Director, Professional Development
Meredith Houff joined Turnaround for Children in 2012 as an Instructional Coach. In 2014, she transitioned to Professional Development Specialist, and, in 2018, was promoted to Director of Professional Development.
During her tenure at Turnaround, Meredith has partnered closely with five New York City elementary schools, facilitating professional learning opportunities for teachers and school staff on topics such as building classroom communities, behavior management and engaging students through cooperative learning.
As Director of Professional Development, Meredith is responsible for leading the training and development of Turnaround’s school-facing staff and creating collaborative work structures that enable teams from across the organization to learn lessons from implementation examples and help shape the organization’s future efforts.
Prior to joining Turnaround, Meredith spent eight years with Fairfax County Public Schools (FCPS), a large and diverse school system in the metropolitan Washington, D.C. area. She started with FCPS as a primary grade teacher and was her school’s nominee for “First Year Teacher of the Year.” Additionally, she spent a number of summers writing, test-piloting and providing training on a new system-wide science curriculum. In 2010, Meredith was selected to become an FCPS Instructional Coach and worked with school leadership to develop schoolwide professional learning community tenets and systems in an effort to close the achievement gap through data-informed instruction and teacher collaboration.
Meredith is a proud graduate of Virginia Tech (Go Hokies!), where she received an M.A. in education in elementary curriculum and instruction and a B.S in child development.
Who do you admire most in your life? Who is your hero?
I admire my grandmother, Sarah Wikle, a woman before her time. She grew up a farmer’s daughter in rural North Carolina, moved to Winston-Salem to put herself through nursing school when she was just 18 and then raised her family while managing a successful career in the 1950s, ‘60s and ‘70s. When she retired, her nursing spirit remained and she continues to care for others in her community by driving the elderly to medical appointments, making social visits to those who cannot get out and about and advocating for the continued refinement of care in a neighboring nursing home. At 90, she approaches life with a positivity and quest for continued improvement and learning that is joyous and refreshing.
What motivates you?
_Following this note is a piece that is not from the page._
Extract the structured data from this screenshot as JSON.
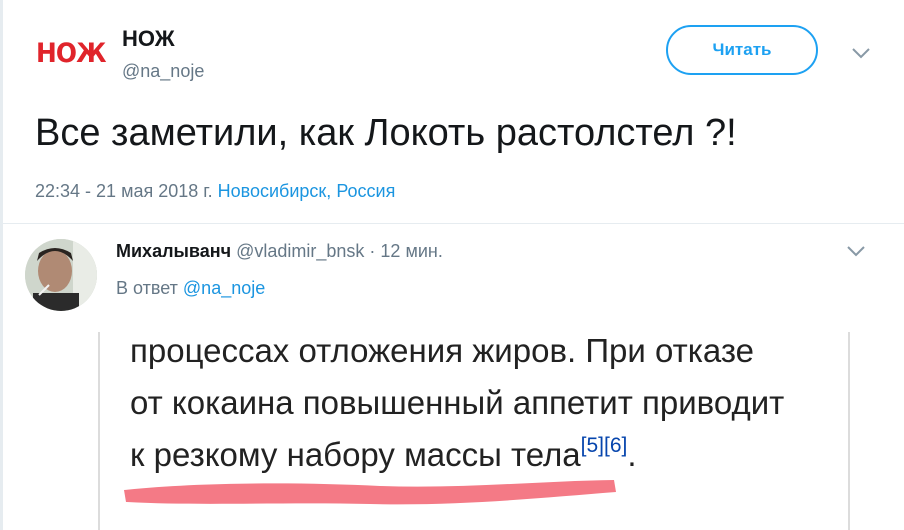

Being a part of a learner’s (adult or child) “aha” moment! It is so gratifying to see someone grapple with a challenge, have a moment of clarity and then be able to tackle something head on. Even more motivating is knowing your support helped make that moment possible.